_ASSIGNMENT_:
Find the string "data" in the records. Copy each line that has it.

Segment Open

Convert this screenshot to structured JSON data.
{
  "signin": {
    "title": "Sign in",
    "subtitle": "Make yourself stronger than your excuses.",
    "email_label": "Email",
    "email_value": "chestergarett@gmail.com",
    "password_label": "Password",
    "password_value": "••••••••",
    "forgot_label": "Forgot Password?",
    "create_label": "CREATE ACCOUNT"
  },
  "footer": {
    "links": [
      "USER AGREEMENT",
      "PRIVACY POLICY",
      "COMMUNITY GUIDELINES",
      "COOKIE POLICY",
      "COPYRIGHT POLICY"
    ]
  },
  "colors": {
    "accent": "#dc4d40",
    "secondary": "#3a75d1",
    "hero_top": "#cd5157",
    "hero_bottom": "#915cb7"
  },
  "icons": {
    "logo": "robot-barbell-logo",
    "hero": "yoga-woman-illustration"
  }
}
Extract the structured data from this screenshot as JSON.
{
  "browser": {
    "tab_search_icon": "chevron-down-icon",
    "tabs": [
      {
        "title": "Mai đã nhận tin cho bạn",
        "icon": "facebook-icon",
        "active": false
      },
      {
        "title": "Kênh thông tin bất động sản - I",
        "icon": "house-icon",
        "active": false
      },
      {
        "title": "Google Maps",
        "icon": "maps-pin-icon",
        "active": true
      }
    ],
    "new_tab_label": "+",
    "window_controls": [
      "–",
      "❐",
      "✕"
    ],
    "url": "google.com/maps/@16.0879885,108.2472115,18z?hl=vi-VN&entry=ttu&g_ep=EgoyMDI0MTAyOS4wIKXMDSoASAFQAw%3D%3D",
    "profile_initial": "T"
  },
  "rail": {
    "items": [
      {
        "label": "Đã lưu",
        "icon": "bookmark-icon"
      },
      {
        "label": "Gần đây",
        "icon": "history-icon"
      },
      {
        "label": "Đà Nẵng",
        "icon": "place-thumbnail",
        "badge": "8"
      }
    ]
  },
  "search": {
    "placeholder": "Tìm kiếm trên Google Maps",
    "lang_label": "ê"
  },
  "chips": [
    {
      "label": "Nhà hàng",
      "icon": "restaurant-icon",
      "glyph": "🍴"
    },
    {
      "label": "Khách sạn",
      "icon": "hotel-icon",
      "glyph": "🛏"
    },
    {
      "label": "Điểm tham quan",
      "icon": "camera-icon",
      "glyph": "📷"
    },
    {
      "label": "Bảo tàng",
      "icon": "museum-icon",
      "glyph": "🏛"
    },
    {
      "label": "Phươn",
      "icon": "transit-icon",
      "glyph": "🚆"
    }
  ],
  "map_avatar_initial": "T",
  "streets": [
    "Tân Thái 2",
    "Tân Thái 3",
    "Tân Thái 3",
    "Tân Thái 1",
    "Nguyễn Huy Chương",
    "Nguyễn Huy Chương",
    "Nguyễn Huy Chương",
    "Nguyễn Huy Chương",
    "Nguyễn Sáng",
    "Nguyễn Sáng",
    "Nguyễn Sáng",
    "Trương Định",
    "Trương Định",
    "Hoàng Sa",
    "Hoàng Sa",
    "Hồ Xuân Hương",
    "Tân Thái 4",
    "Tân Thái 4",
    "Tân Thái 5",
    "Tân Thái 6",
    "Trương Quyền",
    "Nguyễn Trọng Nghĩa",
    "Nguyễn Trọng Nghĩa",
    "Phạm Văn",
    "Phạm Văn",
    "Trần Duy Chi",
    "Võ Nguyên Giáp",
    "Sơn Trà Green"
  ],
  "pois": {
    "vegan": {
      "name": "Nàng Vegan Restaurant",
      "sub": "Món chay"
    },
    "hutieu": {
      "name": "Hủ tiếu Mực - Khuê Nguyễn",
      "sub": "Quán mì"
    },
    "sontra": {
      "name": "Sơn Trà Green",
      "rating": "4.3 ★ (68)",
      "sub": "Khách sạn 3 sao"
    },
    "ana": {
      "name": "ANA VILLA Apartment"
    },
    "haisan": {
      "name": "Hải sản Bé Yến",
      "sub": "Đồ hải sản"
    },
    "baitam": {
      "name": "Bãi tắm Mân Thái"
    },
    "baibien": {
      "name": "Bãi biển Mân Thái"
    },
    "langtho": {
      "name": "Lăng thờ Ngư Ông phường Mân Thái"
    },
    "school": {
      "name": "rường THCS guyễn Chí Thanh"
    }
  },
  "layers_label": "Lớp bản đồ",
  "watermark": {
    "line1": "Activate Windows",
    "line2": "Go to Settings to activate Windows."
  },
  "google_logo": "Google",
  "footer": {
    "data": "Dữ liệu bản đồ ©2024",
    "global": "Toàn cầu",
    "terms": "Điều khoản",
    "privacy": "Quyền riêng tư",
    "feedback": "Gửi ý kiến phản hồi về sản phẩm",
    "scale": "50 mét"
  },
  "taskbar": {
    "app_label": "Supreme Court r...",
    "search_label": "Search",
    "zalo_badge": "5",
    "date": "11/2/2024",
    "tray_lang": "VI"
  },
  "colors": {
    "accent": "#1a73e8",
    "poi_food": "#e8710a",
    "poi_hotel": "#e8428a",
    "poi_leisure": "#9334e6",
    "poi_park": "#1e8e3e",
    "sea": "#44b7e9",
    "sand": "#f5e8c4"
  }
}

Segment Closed

_EXERCISE RESULT_:
Convert this screenshot to structured JSON data.
Extract the structured data from this screenshot as JSON.
    "data": "Dữ liệu bản đồ ©2024",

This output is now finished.